By Edward M. Bury, APR (aka The PRDude)
It’s Tuesday, they’re all gone, and my beloved city looks like the same big-shouldered place along the big lake at the edge of what used to be a prairie than it did in the days before the eyes of the world focused on Chicago for the NATO Summit. The world leaders and their minions, the international cadre of journalists, and of course those thought-to-be fearsome protestors have left my town pretty much intact as we head from spring into summer.
Not that they didn’t try. Alleged members of the mysterious “Black Bloc” group — reported anarchists bent on violence and destruction — did march a lot with the peaceful protestors and gave members of the Chicago Police Department a good workout as they scurried from block to block. And, tensions certainly were frayed Sunday afternoon as a small contingent of protestors tried to crash police lines near McCormick Place, the site of the Summit.
But Chicago survived and now we can look forward to rubbing elbows with other visitors — like those who come here to shop, eat, take a boat ride and just enjoy the merits of a true American world-class metropolis.

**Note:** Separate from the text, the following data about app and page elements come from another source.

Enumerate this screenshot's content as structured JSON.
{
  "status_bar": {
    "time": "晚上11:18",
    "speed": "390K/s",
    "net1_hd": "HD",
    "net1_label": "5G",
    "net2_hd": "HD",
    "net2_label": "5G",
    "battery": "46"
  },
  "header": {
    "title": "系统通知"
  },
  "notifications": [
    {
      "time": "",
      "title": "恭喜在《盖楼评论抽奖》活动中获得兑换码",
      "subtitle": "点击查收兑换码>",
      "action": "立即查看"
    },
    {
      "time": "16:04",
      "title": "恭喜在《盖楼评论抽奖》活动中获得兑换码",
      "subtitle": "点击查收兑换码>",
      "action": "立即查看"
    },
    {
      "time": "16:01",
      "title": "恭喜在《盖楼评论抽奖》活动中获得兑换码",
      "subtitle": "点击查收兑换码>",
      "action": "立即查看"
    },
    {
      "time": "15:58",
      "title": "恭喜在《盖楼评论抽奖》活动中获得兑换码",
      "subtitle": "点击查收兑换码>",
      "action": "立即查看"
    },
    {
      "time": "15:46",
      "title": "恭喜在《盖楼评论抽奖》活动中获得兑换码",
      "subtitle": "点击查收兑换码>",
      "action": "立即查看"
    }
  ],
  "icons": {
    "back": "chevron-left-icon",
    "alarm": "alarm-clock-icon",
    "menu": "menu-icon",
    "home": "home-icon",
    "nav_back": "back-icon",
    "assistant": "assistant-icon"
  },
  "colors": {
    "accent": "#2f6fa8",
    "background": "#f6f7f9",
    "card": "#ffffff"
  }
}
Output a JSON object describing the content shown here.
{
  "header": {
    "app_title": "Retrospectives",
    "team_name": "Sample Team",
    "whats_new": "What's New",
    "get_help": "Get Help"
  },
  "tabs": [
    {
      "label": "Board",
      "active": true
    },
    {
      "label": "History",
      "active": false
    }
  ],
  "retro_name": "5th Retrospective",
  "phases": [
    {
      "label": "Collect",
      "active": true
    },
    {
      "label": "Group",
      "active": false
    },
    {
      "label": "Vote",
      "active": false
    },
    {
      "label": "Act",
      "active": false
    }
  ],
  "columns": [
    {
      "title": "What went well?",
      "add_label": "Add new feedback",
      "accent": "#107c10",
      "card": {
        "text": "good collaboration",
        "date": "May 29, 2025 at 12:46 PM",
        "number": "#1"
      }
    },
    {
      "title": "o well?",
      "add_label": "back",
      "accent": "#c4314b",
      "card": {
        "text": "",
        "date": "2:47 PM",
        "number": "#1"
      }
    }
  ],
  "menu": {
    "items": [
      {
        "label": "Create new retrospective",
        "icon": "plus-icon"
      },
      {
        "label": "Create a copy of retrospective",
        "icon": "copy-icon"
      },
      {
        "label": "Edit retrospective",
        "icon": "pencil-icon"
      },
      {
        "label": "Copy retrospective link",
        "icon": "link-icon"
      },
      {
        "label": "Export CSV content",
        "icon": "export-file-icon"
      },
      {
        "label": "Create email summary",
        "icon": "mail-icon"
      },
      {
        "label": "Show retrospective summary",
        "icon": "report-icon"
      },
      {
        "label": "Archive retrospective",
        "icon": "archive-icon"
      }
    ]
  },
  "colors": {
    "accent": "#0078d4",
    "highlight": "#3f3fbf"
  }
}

As a former newsman, I followed the events leading up to and through the Summit because, well, I like to know what’s going on. In my current position with a local real estate association, I had to know what’s going on in order to communicate updates to our members. On Friday, I took this image at the National Nurses United rally held in the Daley Center, a few blocks from our offices.
The weather was ideal, and for the most part the rally was an outstanding example of Americans exercising their First Amendment rights in a peaceful, respectful way. Then some from fringe groups marched and chanted, leading police on the first of many cat and mouse games that took place over the past few days in and around the central business district.
I opted to head to the office Sunday — the day of the biggest sanctioned rally — to help with communications. If the near chaos that somewhat defined the 1968 Democratic Convention here was going to repeat, it would happen Sunday. As you may have read, it didn’t happen.
Below are a few shots I took along LaSalle Street, Chicago’s financial center, at midday on Sunday. A relatively serene scene.
In the year or so since President Obama announced Chicago would host the Summit, there were lots of people complaining about madness the event would cause. Not me. Great things happen only when you take risks and face challenges head-on.
Here in Chicago, the police, the business community and the people, were prepared. Some were inconvenienced and many businesses took a financial hit through lost revenues or extra security expenses.
For a couple of days, Chicago danced on the world stage, and we looked pretty good. I kind of miss the drama, but glad to be back to normal.